Evidence of benefits of school music tuition inconclusive
03 July 2015
| Tags: children and young people
A new study by NatCen Social Research examining the impact on attainment of providing musical instrument tuition in school, as compared with drama and singing classes, has found inconclusive results. The study, funded by the Education Endowment Foundation, highlights the challenges of providing music tuition as a major barrier to any effect on attainment.
Seeking to test previous research that has linked music tuition to improved attainment by examining it in a real world school setting, the study randomly allocated 900 pupils at 19 primary schools in England into a stringed instrument singing or drama workshop of 10 students. Each pupil received tuition once a week over a 32 week period and was tested to see if their maths skills and literacy improved.
Researchers did not find any evidence to suggest that music tuition had more of an impact on maths or literacy than drama when comparing all children in the study and children who receive free school meals.
The research suggested, however, that the challenge of providing music tuition in schools was likely to be a key reason no impact on attainment was found. Some of the music tutors struggled to keep students focussed on learning music and others, especially those not used to teaching primary age children, needed extra guidance in running lessons.
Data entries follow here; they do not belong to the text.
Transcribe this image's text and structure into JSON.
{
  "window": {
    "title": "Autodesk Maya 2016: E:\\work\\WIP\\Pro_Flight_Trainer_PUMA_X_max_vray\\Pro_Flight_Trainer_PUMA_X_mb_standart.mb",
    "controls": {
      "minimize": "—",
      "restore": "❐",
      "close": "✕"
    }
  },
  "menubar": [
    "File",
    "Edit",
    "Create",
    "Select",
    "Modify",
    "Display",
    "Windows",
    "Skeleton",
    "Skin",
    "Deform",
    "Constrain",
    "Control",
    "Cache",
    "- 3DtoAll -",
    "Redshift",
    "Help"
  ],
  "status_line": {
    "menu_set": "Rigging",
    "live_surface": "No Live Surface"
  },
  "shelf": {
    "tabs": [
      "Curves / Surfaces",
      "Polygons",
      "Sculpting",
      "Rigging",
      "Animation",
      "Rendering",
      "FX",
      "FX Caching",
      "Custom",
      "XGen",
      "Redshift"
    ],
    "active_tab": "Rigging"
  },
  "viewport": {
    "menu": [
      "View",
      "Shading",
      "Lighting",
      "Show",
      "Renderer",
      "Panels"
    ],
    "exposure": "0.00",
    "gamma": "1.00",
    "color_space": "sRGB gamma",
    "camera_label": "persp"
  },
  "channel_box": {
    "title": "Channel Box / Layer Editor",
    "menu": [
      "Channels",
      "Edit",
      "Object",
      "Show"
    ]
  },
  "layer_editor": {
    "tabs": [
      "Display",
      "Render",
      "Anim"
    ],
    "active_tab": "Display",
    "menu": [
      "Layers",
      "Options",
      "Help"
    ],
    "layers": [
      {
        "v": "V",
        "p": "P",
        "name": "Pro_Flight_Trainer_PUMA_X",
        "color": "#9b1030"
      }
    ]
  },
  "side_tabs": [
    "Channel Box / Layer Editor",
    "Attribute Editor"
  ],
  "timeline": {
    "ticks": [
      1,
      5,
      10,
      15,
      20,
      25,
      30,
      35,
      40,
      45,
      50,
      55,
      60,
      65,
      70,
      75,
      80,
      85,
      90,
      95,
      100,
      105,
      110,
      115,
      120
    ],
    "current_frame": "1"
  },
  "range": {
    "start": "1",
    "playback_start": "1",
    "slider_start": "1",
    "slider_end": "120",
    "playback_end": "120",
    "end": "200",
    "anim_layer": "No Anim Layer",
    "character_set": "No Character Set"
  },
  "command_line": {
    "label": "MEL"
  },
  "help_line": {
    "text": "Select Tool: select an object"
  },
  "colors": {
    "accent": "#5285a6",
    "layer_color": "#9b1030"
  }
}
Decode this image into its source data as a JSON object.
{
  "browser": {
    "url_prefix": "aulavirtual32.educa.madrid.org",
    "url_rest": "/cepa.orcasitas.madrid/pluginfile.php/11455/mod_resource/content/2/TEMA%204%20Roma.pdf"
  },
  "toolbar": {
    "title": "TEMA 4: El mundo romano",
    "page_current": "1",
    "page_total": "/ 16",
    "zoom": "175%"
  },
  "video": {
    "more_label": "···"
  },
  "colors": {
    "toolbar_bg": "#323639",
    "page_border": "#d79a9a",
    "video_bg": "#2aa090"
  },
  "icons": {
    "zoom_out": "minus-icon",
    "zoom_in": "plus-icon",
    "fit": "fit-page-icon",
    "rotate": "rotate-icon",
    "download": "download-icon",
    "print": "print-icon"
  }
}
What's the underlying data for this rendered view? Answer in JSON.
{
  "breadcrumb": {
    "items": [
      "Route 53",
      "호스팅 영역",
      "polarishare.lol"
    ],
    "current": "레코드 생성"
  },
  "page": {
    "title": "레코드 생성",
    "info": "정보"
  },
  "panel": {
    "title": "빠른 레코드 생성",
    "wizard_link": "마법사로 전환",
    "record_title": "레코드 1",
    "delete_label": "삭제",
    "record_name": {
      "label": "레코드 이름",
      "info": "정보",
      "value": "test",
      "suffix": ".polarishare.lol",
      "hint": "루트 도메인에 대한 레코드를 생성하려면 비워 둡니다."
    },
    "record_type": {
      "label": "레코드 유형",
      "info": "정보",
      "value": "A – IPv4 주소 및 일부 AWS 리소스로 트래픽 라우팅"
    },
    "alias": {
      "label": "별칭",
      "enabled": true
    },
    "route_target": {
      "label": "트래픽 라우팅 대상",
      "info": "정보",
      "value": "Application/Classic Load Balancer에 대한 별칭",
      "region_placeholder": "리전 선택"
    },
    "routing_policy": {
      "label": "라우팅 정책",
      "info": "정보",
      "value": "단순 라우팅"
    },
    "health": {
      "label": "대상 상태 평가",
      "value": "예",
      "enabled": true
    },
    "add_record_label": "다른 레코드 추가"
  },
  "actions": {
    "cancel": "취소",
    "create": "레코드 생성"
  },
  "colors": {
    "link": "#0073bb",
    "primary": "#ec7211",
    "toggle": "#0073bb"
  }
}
Teachers did identify some benefits of the classes; reporting that confidence and social skills had improved for some pupils but this was not measured as part of the trial.
Emily Tanner, Head of Children, Families and Work at NatCen Social Research said: “We took a rigorous approach to testing the possible link between learning a musical instrument and improved educational attainment for disadvantaged children, but this research highlights the challenges of putting it into practice in schools. The practical difficulties schools faced in this trial suggest that successfully delivering music tuition to large numbers of children will take longer for schools to set-up and the potential benefits may take a number of years to be realised. Keeping primary age children engaged in learning a stringed instrument in school proved particularly difficult and it is likely that smaller group sizes and more support for the tutors would have helped.”
For further details contact Leigh Marshall: firstname.lastname@example.org 0207 549 8506 or 0782 803 1850.
Notes to editors
The full report is available here: https://educationendowmentfoundation.org.uk/projects/creative-futures-uk-and-institute-of-education/
About Act, Sing Play
Act, Sing, Play was a programme that offered music (singing and strings) and drama tuition to Year 2 pupils. Developed specifically for this study, it ran from September 2013 to June 2014 in 19 primary schools in England, providing 32 sessions in each school over the year. The study received a high evidence strength from the EEF of 4 out of 5 padlocks.
About NatCen Social Research
NatCen Social Research is an independent, not for profit organisation. We believe that social research has the power to make life better. By really understanding the complexity of people’s lives and what they think about the issues that affect them, we give the public a powerful and influential role in shaping decisions and services that can make a difference to everyone.
About Education Endowment Foundation
The Education Endowment Foundation is a charity set up in 2011 by the Sutton Trust as lead foundation in partnership with Impetus Trust, with a Department for Education grant of £125m. It is dedicated to breaking the link between family income and educational achievement. Since its launch the EEF has awarded £57 million to 100 projects working with over 620,000 pupils in over 4,900 schools across England.